Mythology crosses time and cultures.  Stories provide the metaphorical framework to explain the world.  Society needs story.  We all need to make sense of our experiences.  Every culture does this through its own mythology.

In Grace Awakening, there is a mixture of both Greek and Roman  mythology represented together as characters mingle together.  Why?  Although the Graces are Greek, they do exist within the Roman pantheon as well.  For some gods/goddesses the names change, but the character of the individuals remains essentially the same.  However, some are distinctly different and although they have things in common, those differences mean that the Greek and Roman gods are different novel characters.

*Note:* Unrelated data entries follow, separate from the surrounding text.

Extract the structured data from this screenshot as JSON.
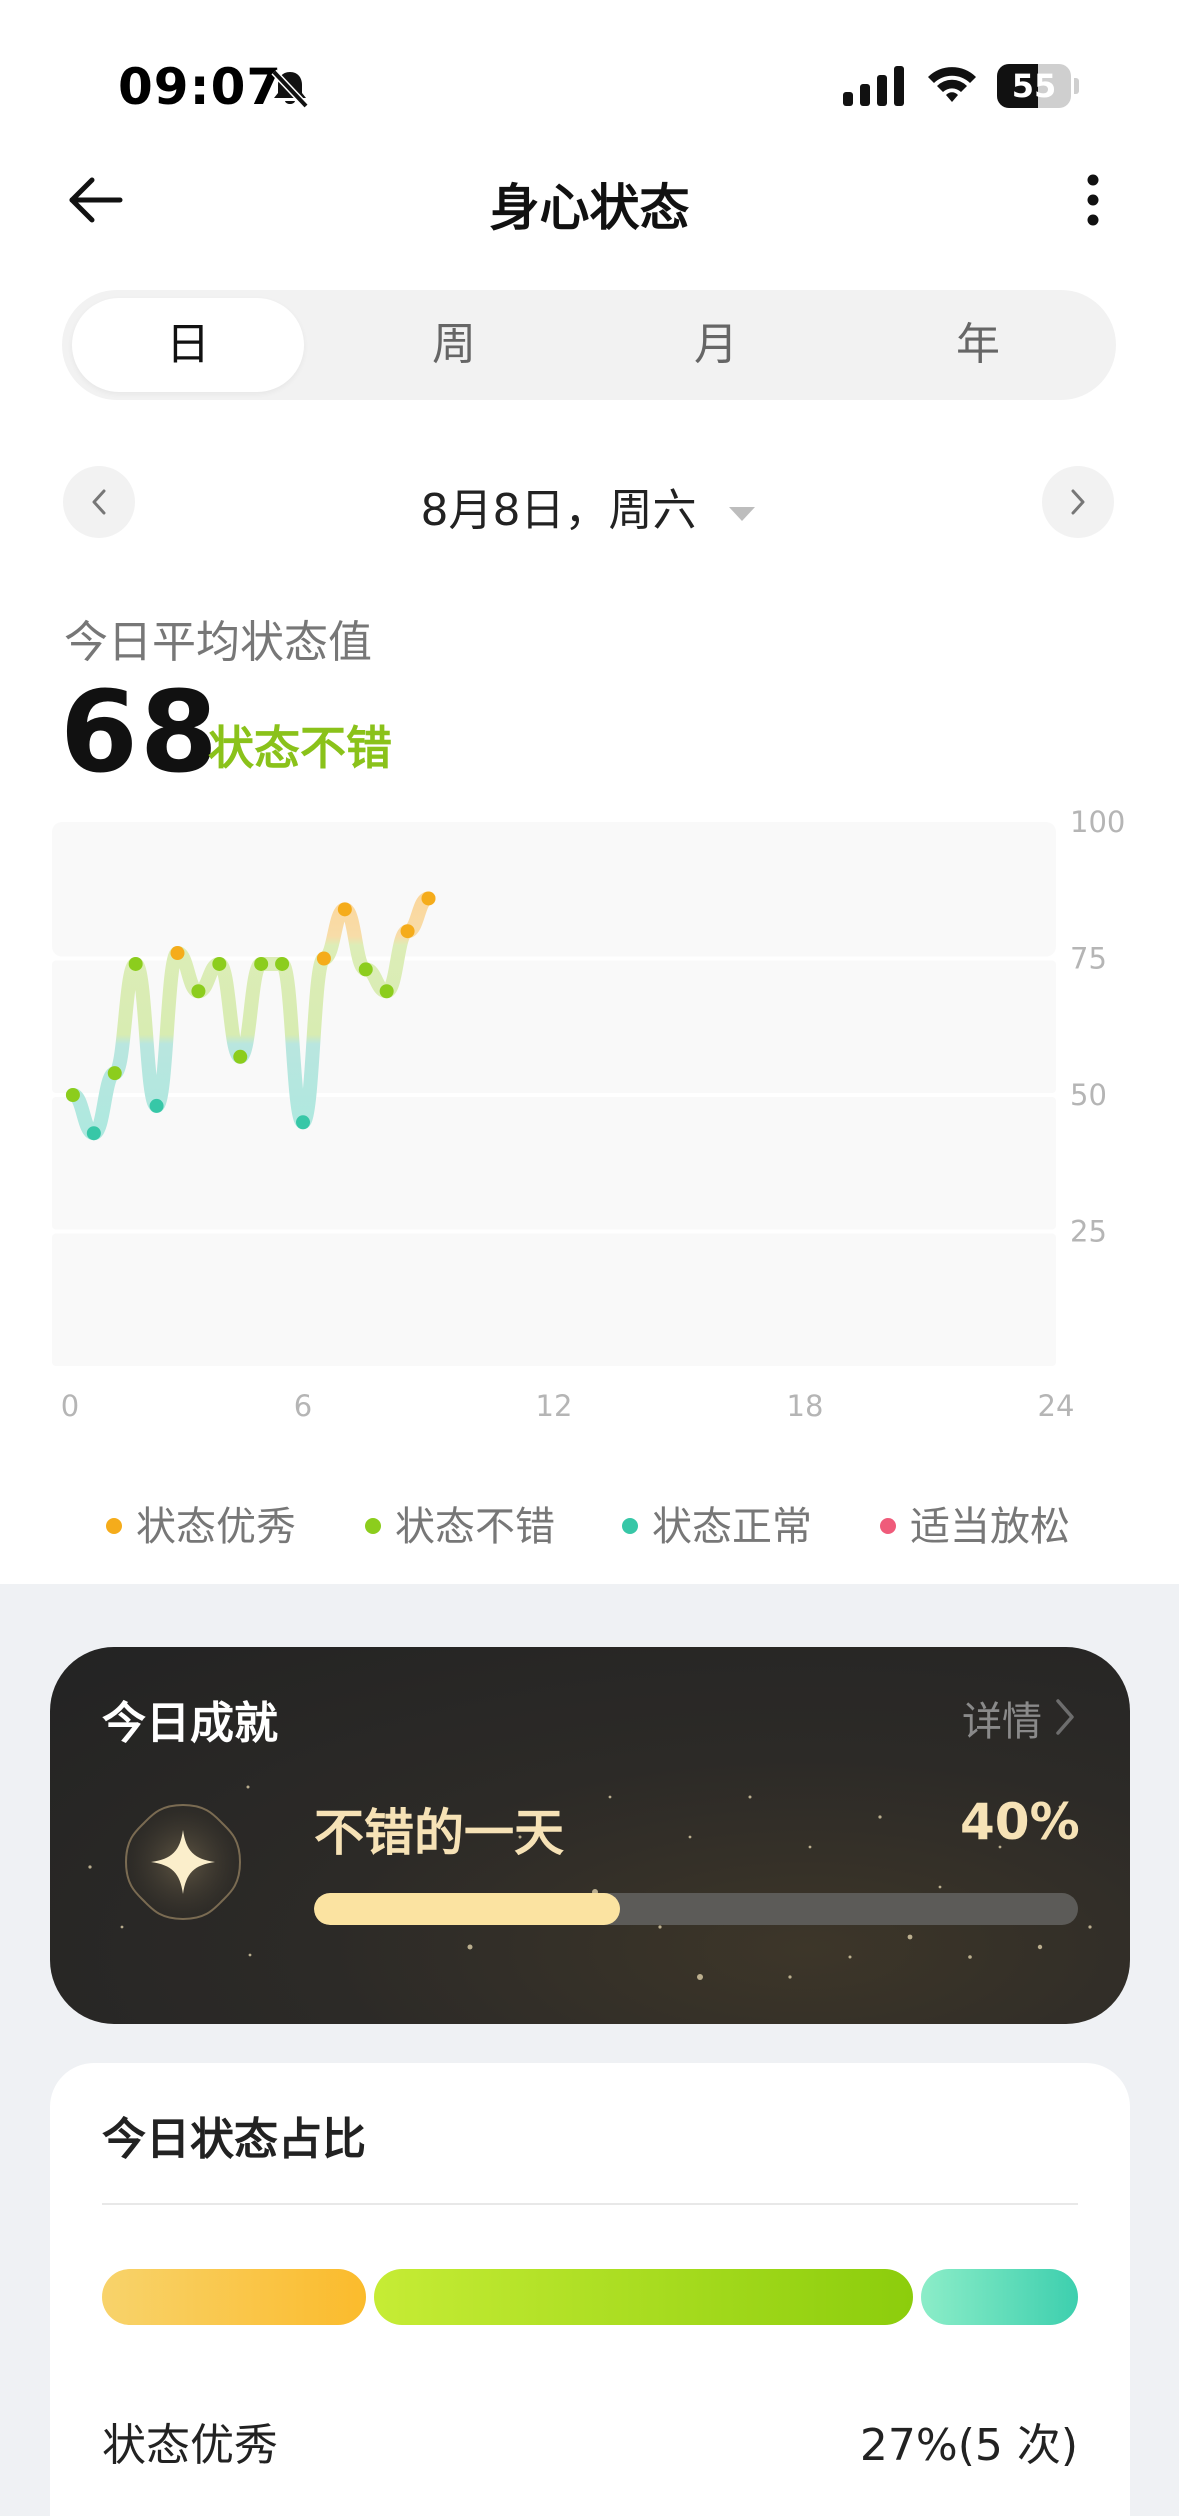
{
  "status_bar": {
    "time": "09:07",
    "battery": "55",
    "battery_level": 0.55,
    "bell_icon": "bell-slash-icon"
  },
  "nav": {
    "title": "身心状态"
  },
  "segments": {
    "tabs": [
      "日",
      "周",
      "月",
      "年"
    ],
    "active_index": 0
  },
  "date": {
    "label": "8月8日，周六"
  },
  "summary": {
    "avg_label": "今日平均状态值",
    "avg_value": "68",
    "avg_status": "状态不错"
  },
  "chart_data": {
    "type": "scatter",
    "x_ticks": [
      "0",
      "6",
      "12",
      "18",
      "24"
    ],
    "y_ticks": [
      "100",
      "75",
      "50",
      "25"
    ],
    "xlim": [
      0,
      24
    ],
    "ylim": [
      0,
      100
    ],
    "grid": "horizontal bands",
    "legend_position": "bottom",
    "points": [
      {
        "x": 0.5,
        "y": 50,
        "c": "good"
      },
      {
        "x": 1.0,
        "y": 43,
        "c": "normal"
      },
      {
        "x": 1.5,
        "y": 54,
        "c": "good"
      },
      {
        "x": 2.0,
        "y": 74,
        "c": "good"
      },
      {
        "x": 2.5,
        "y": 48,
        "c": "normal"
      },
      {
        "x": 3.0,
        "y": 76,
        "c": "excellent"
      },
      {
        "x": 3.5,
        "y": 69,
        "c": "good"
      },
      {
        "x": 4.0,
        "y": 74,
        "c": "good"
      },
      {
        "x": 4.5,
        "y": 57,
        "c": "good"
      },
      {
        "x": 5.0,
        "y": 74,
        "c": "good"
      },
      {
        "x": 5.5,
        "y": 74,
        "c": "good"
      },
      {
        "x": 6.0,
        "y": 45,
        "c": "normal"
      },
      {
        "x": 6.5,
        "y": 75,
        "c": "excellent"
      },
      {
        "x": 7.0,
        "y": 84,
        "c": "excellent"
      },
      {
        "x": 7.5,
        "y": 73,
        "c": "good"
      },
      {
        "x": 8.0,
        "y": 69,
        "c": "good"
      },
      {
        "x": 8.5,
        "y": 80,
        "c": "excellent"
      },
      {
        "x": 9.0,
        "y": 86,
        "c": "excellent"
      }
    ]
  },
  "legend": [
    {
      "label": "状态优秀",
      "color": "#f5ac1b"
    },
    {
      "label": "状态不错",
      "color": "#8ccd1d"
    },
    {
      "label": "状态正常",
      "color": "#37c7a7"
    },
    {
      "label": "适当放松",
      "color": "#ef5b7a"
    }
  ],
  "achievement": {
    "title": "今日成就",
    "detail": "详情",
    "name": "不错的一天",
    "percent": "40%",
    "progress": 0.4
  },
  "ratio": {
    "title": "今日状态占比",
    "segments": [
      {
        "name": "状态优秀",
        "share": 0.27,
        "from": "#f8d36b",
        "to": "#fbbb2c"
      },
      {
        "name": "状态不错",
        "share": 0.55,
        "from": "#c6ec35",
        "to": "#8ccd0c"
      },
      {
        "name": "状态正常",
        "share": 0.16,
        "from": "#8cedc8",
        "to": "#3dcfae"
      }
    ],
    "first_row": {
      "label": "状态优秀",
      "value": "27%(5 次)"
    }
  }
}
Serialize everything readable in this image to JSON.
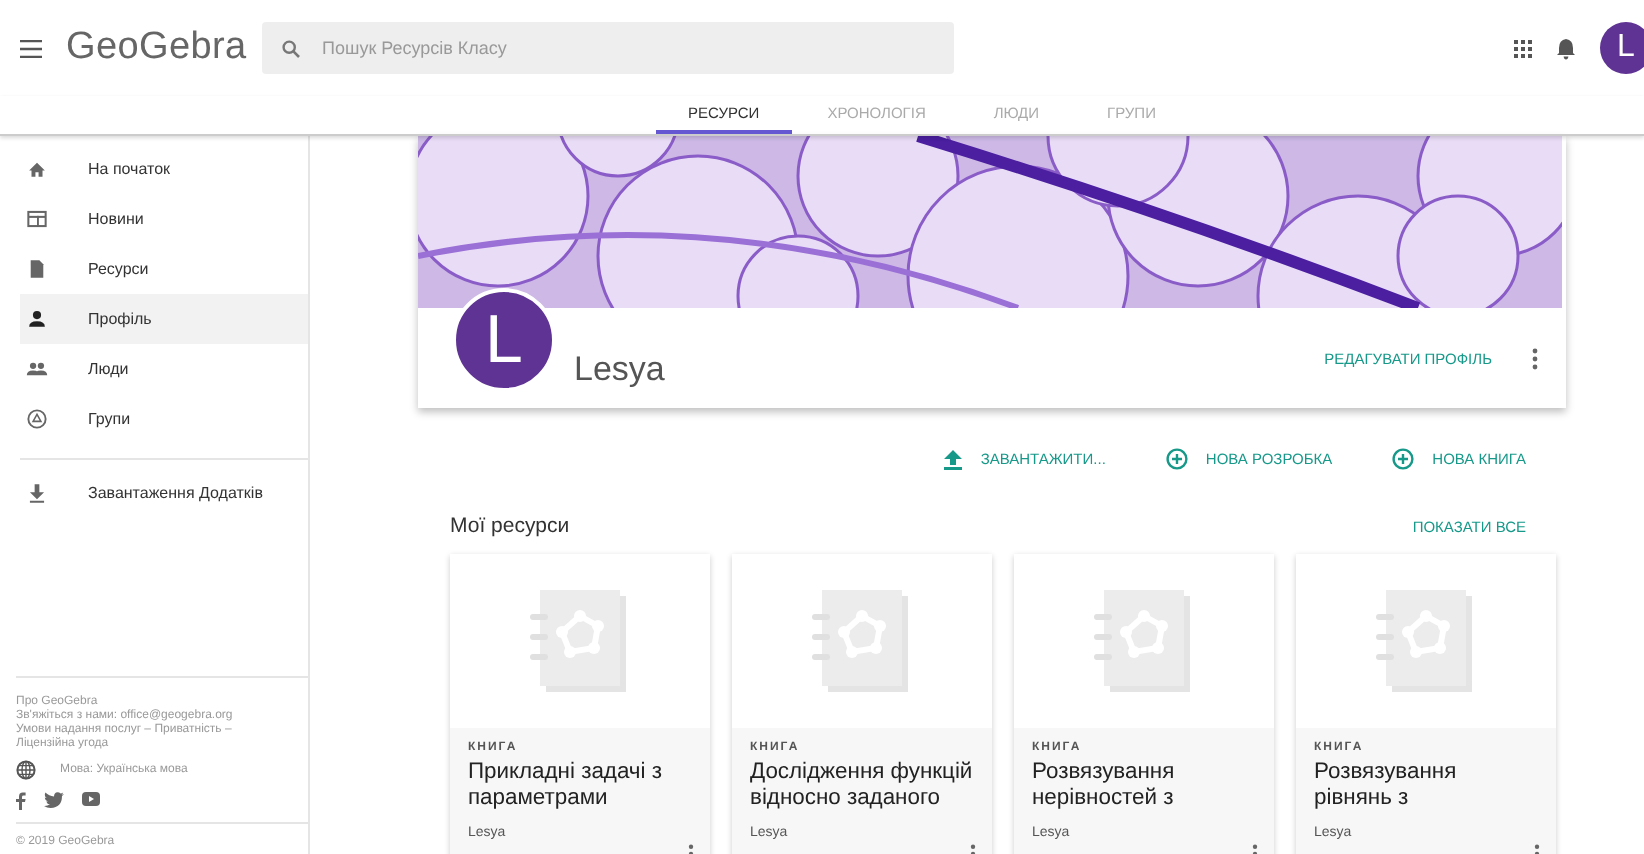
{
  "header": {
    "logo": "GeoGebra",
    "search": {
      "placeholder": "Пошук Ресурсів Класу"
    },
    "avatar_letter": "L"
  },
  "tabs": [
    {
      "label": "РЕСУРСИ",
      "selected": true
    },
    {
      "label": "ХРОНОЛОГІЯ",
      "selected": false
    },
    {
      "label": "ЛЮДИ",
      "selected": false
    },
    {
      "label": "ГРУПИ",
      "selected": false
    }
  ],
  "sidebar": {
    "items": [
      {
        "label": "На початок",
        "kind": "home",
        "selected": false
      },
      {
        "label": "Новини",
        "kind": "news",
        "selected": false
      },
      {
        "label": "Ресурси",
        "kind": "file",
        "selected": false
      },
      {
        "label": "Профіль",
        "kind": "person",
        "selected": true
      },
      {
        "label": "Люди",
        "kind": "people",
        "selected": false
      },
      {
        "label": "Групи",
        "kind": "group",
        "selected": false
      }
    ],
    "download": "Завантаження Додатків",
    "footer": {
      "lines": [
        "Про GeoGebra",
        "Зв'яжіться з нами: office@geogebra.org",
        "Умови надання послуг – Приватність –",
        "Ліцензійна угода"
      ],
      "language": "Мова: Українська мова",
      "copyright": "© 2019 GeoGebra"
    }
  },
  "profile": {
    "avatar_letter": "L",
    "name": "Lesya",
    "edit": "РЕДАГУВАТИ ПРОФІЛЬ"
  },
  "actions": [
    {
      "label": "ЗАВАНТАЖИТИ...",
      "kind": "upload"
    },
    {
      "label": "НОВА РОЗРОБКА",
      "kind": "add"
    },
    {
      "label": "НОВА КНИГА",
      "kind": "add"
    }
  ],
  "resources": {
    "title": "Мої ресурси",
    "show_all": "ПОКАЗАТИ ВСЕ",
    "cards": [
      {
        "type": "КНИГА",
        "title": "Прикладні задачі з параметрами",
        "author": "Lesya"
      },
      {
        "type": "КНИГА",
        "title": "Дослідження функцій відносно заданого",
        "author": "Lesya"
      },
      {
        "type": "КНИГА",
        "title": "Розвязування нерівностей з",
        "author": "Lesya"
      },
      {
        "type": "КНИГА",
        "title": "Розвязування рівнянь з",
        "author": "Lesya"
      }
    ]
  }
}
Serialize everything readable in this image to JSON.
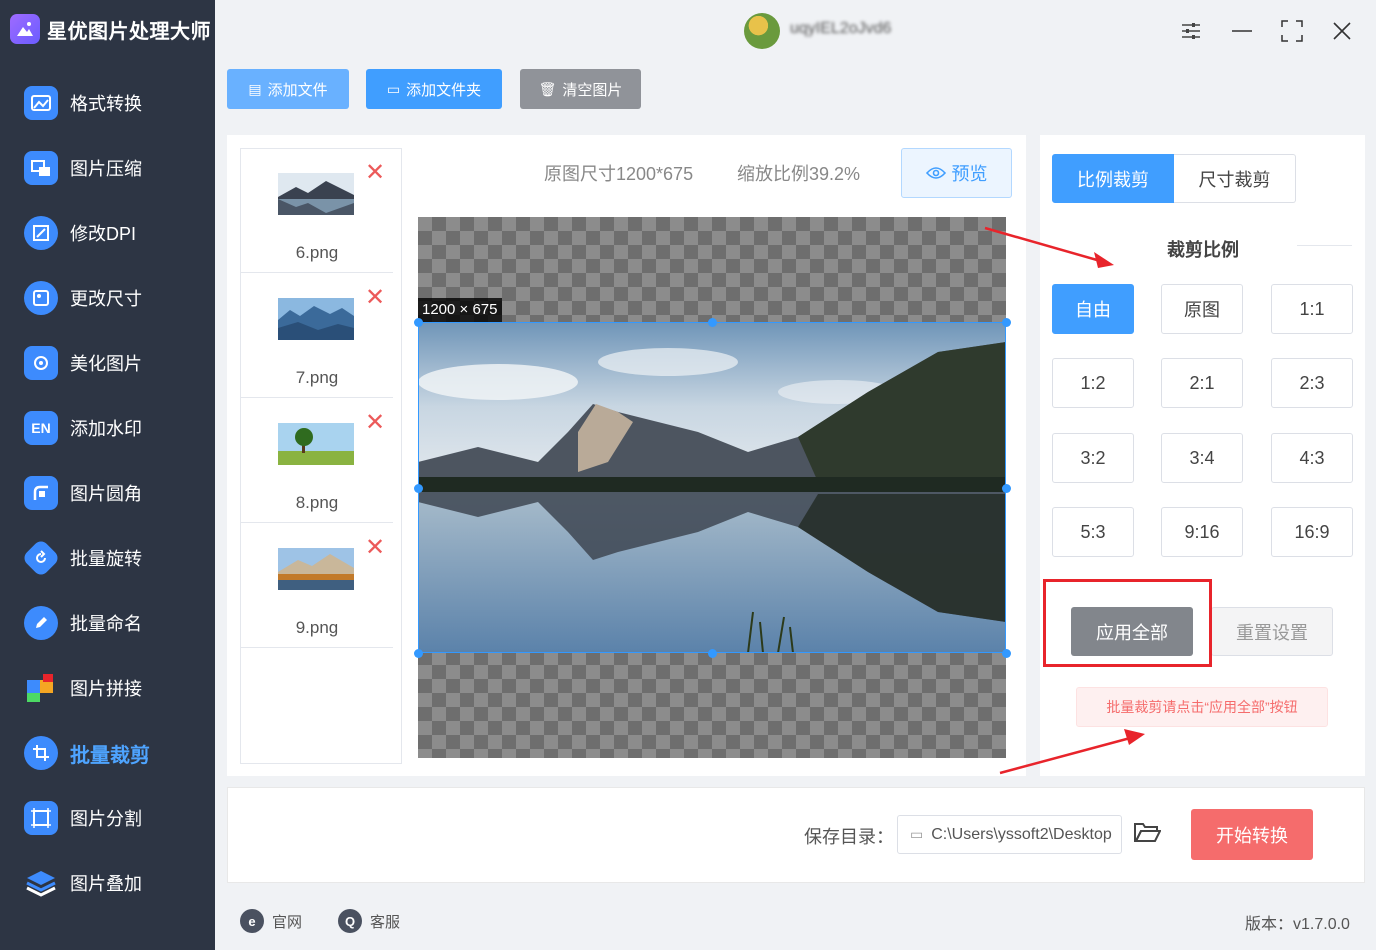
{
  "app": {
    "title": "星优图片处理大师",
    "user": "uqyIEL2oJvd6"
  },
  "sidebar": {
    "items": [
      {
        "label": "格式转换",
        "icon": "image-convert-icon",
        "color": "#3d8bfd"
      },
      {
        "label": "图片压缩",
        "icon": "compress-icon",
        "color": "#3d8bfd"
      },
      {
        "label": "修改DPI",
        "icon": "dpi-icon",
        "color": "#3d8bfd"
      },
      {
        "label": "更改尺寸",
        "icon": "resize-icon",
        "color": "#3d8bfd"
      },
      {
        "label": "美化图片",
        "icon": "beautify-icon",
        "color": "#3d8bfd"
      },
      {
        "label": "添加水印",
        "icon": "watermark-icon",
        "color": "#3d8bfd"
      },
      {
        "label": "图片圆角",
        "icon": "rounded-corner-icon",
        "color": "#3d8bfd"
      },
      {
        "label": "批量旋转",
        "icon": "rotate-icon",
        "color": "#3d8bfd"
      },
      {
        "label": "批量命名",
        "icon": "rename-icon",
        "color": "#3d8bfd"
      },
      {
        "label": "图片拼接",
        "icon": "puzzle-icon",
        "color": "#f5a623"
      },
      {
        "label": "批量裁剪",
        "icon": "crop-icon",
        "color": "#3d8bfd",
        "active": true
      },
      {
        "label": "图片分割",
        "icon": "split-icon",
        "color": "#3d8bfd"
      },
      {
        "label": "图片叠加",
        "icon": "layers-icon",
        "color": "#3d8bfd"
      }
    ]
  },
  "toolbar": {
    "add_file": "添加文件",
    "add_folder": "添加文件夹",
    "clear": "清空图片"
  },
  "files": [
    {
      "name": "6.png"
    },
    {
      "name": "7.png"
    },
    {
      "name": "8.png"
    },
    {
      "name": "9.png"
    }
  ],
  "preview": {
    "original_size": "原图尺寸1200*675",
    "scale": "缩放比例39.2%",
    "preview_button": "预览",
    "crop_dimensions": "1200 × 675"
  },
  "crop_panel": {
    "tabs": [
      "比例裁剪",
      "尺寸裁剪"
    ],
    "active_tab": "比例裁剪",
    "section_title": "裁剪比例",
    "ratios": [
      "自由",
      "原图",
      "1:1",
      "1:2",
      "2:1",
      "2:3",
      "3:2",
      "3:4",
      "4:3",
      "5:3",
      "9:16",
      "16:9"
    ],
    "selected_ratio": "自由",
    "apply_all": "应用全部",
    "reset": "重置设置",
    "hint": "批量裁剪请点击“应用全部”按钮"
  },
  "output": {
    "save_label": "保存目录：",
    "save_path": "C:\\Users\\yssoft2\\Desktop",
    "start_button": "开始转换"
  },
  "footer": {
    "website": "官网",
    "service": "客服",
    "version": "版本：v1.7.0.0"
  },
  "colors": {
    "sidebar_bg": "#2d3544",
    "primary": "#409eff",
    "danger": "#f56c6c",
    "annotation_red": "#e8242b"
  }
}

Most significantly this is seen with Ares and Mars.  The Greek god of war, Ares, was known to be impetuous, rage prone and overly emotional.  He battled with unfocused violence.  On the other hand, Mars, the Roman god of war, represented all that was best of Roman military might.  It was all about control, preparation and strength. He was a skilled tactian; his wars were won with strategy as well as power.  As a result, we were able to see distinctive war gods who play very different roles in the book.

It is fun to play with that academic interpretations of mythological characters, and to develop them into realistic individuals who can live in your neighborhood.   That tough bearded guy glaring at you from that truck could be Ares.  That friendly guy who beats everyone at the gym due to his calculated strength could be Mars.  You never know the life behind the face, but with imagination you can create quite a world in every glance.


runes June 27, 2010

Filed under: Mythology,Pondering — Shawn L. Bird @ 3:25 am

I was visiting a friend today and she pulled out a bag and suggested I cast  runes.  I had never heard of such a thing, but I figured it’d do no harm. A new experience.

Apparently I am at a time of change, oportunities need to be evaluated, and great success is coming. Pretty cool. A young man was also there. His runes showed that he was in frustration giving up possessions, he’d be in turmoil and then he’d face new life.   Since he had his whole life in a U-haul and was heading off on a 4000 km move, that was pretty freaky.

I went on-line afterwards to see what I could learn about runes. All I knew was that in Harry Potter Hermione had studied Ancient Runes at Hogwarts, and was able to read The Tales of Beadle the Bard in their original runic…

On the internet I learned that runes are ancient letters, and that divination with runes is simply about exploring the current situation by pondering it in the various angles brought by the tiles. The author of the site I visited suggested it’s about allowing the sub-conscious to lend its voice to decision making.


Some people don’t make a move without prayer, others without reading their horoscopes, others without consulting the Q’ran or the Bible.  The internet is handy for researching every angle of an issue.  There is always the very useful Magic Eight ball.  😉  Every consultation comes through the filter of our own consciousness and understanding. We can never know our future, because the future is mutable. We can only do the best we can and hope for the best.


%d bloggers like this: